EXERCISE -
Lines below that include the word "Penatalaksanaan" should each be copied.

= = =

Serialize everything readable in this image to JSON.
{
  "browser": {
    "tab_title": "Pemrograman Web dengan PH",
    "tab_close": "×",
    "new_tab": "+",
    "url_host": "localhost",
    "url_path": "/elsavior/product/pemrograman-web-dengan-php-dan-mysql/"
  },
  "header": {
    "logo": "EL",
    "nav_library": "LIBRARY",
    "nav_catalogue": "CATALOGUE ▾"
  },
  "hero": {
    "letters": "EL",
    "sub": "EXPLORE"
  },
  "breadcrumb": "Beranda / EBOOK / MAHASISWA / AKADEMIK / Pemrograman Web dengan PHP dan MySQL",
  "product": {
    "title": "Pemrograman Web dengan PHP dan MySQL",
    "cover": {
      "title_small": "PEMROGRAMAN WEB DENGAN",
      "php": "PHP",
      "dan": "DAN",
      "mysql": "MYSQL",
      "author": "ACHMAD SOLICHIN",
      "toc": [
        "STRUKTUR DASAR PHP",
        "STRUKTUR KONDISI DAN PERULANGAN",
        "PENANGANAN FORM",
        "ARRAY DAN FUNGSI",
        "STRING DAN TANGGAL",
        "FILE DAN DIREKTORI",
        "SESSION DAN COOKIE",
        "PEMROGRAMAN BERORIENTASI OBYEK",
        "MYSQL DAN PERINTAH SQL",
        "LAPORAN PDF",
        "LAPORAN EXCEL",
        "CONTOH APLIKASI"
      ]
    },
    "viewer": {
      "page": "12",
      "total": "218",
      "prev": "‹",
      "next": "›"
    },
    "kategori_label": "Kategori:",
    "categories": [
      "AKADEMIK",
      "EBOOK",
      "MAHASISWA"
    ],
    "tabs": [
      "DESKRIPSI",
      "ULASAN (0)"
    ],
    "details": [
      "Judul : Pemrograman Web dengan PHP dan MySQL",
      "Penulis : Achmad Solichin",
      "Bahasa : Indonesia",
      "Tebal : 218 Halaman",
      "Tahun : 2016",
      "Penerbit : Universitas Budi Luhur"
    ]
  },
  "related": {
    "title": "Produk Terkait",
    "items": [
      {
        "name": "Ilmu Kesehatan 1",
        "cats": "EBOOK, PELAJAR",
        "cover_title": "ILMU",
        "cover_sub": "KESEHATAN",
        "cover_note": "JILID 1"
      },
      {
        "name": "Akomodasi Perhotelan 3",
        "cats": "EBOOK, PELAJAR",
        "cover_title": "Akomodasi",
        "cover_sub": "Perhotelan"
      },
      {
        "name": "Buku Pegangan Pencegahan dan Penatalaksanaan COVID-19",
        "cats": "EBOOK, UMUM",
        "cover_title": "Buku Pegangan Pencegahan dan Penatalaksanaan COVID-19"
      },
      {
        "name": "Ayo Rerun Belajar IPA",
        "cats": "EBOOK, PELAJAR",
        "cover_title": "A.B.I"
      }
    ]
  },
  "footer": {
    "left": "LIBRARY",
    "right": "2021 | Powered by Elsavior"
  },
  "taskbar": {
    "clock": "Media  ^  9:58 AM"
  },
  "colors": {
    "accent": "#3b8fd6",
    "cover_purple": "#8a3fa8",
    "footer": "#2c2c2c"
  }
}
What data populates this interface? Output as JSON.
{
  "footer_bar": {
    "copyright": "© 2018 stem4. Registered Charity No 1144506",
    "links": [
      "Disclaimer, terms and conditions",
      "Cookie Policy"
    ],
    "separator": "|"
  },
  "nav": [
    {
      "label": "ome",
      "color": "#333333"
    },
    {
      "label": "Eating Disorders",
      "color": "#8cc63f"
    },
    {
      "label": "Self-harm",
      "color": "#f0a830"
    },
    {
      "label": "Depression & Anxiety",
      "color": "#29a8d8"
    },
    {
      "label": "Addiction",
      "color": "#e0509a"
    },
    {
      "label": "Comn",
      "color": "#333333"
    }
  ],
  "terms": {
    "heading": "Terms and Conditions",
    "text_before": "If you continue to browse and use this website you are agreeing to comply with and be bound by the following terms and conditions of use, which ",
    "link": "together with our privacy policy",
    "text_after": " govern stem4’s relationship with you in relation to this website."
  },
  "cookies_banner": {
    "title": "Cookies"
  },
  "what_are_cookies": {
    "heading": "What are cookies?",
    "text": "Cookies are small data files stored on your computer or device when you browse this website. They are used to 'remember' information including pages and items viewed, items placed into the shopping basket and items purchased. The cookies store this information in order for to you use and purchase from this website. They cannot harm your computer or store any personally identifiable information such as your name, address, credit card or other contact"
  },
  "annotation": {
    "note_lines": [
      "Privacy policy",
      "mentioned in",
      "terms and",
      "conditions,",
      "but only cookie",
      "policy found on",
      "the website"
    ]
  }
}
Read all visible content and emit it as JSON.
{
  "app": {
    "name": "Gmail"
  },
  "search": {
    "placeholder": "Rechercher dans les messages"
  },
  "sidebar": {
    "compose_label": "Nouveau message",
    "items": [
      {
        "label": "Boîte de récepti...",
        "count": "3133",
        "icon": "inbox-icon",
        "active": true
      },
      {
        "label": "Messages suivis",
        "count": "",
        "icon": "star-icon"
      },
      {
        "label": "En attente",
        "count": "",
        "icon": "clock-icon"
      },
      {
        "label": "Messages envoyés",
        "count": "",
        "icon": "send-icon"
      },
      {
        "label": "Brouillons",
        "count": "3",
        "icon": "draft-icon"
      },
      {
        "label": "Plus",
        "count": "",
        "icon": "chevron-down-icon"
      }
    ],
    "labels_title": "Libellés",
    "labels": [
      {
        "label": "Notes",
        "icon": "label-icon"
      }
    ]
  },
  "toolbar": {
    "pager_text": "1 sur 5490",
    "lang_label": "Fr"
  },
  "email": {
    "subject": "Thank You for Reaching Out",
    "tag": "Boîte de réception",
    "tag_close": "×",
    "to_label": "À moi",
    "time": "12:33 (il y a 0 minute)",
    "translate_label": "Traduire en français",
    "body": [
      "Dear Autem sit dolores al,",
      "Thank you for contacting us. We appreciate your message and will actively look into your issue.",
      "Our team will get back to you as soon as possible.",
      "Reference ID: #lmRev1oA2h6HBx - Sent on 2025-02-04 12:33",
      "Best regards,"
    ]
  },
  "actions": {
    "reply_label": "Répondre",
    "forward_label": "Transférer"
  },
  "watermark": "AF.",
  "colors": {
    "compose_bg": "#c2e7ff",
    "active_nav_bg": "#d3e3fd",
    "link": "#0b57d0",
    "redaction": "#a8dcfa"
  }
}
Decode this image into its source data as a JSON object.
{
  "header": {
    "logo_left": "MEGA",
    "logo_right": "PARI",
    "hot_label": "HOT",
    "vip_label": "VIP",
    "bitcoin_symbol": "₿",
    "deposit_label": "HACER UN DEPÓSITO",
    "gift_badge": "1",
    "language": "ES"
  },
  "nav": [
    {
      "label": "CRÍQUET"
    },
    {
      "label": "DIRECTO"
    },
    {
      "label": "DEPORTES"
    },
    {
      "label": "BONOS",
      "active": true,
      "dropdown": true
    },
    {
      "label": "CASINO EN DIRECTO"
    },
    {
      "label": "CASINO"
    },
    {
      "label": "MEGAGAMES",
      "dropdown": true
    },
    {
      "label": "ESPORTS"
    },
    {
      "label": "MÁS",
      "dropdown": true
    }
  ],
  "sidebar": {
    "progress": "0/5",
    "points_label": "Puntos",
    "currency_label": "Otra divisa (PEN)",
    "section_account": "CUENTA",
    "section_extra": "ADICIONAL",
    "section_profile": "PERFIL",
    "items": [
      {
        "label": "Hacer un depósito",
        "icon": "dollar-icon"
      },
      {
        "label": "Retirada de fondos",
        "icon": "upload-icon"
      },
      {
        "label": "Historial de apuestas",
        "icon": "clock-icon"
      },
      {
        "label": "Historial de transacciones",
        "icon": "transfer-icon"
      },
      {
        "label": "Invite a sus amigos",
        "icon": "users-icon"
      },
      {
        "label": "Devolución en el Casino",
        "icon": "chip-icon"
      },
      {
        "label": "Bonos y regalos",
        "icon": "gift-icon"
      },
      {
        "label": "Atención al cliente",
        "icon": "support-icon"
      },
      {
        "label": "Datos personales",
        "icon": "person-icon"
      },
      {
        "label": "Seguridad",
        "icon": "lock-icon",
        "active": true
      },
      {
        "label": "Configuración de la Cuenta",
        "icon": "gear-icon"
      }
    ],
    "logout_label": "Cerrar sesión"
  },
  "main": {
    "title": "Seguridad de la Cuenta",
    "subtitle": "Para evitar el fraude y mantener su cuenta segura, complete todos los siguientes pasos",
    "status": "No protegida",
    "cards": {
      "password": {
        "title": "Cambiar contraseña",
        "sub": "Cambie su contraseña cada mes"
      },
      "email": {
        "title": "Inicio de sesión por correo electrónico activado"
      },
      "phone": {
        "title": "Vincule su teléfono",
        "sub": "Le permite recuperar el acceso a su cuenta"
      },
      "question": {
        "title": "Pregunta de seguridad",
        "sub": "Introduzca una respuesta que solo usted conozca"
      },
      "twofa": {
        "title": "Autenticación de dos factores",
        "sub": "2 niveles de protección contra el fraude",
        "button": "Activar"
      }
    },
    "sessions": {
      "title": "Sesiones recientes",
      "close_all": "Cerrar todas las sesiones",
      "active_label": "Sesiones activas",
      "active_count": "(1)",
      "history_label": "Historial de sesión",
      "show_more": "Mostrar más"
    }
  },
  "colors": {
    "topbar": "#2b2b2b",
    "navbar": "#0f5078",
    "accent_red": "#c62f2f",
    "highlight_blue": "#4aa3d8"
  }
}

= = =

RESULT FOR THIS TASK -
        "name": "Buku Pegangan Pencegahan dan Penatalaksanaan COVID-19",
        "cover_title": "Buku Pegangan Pencegahan dan Penatalaksanaan COVID-19"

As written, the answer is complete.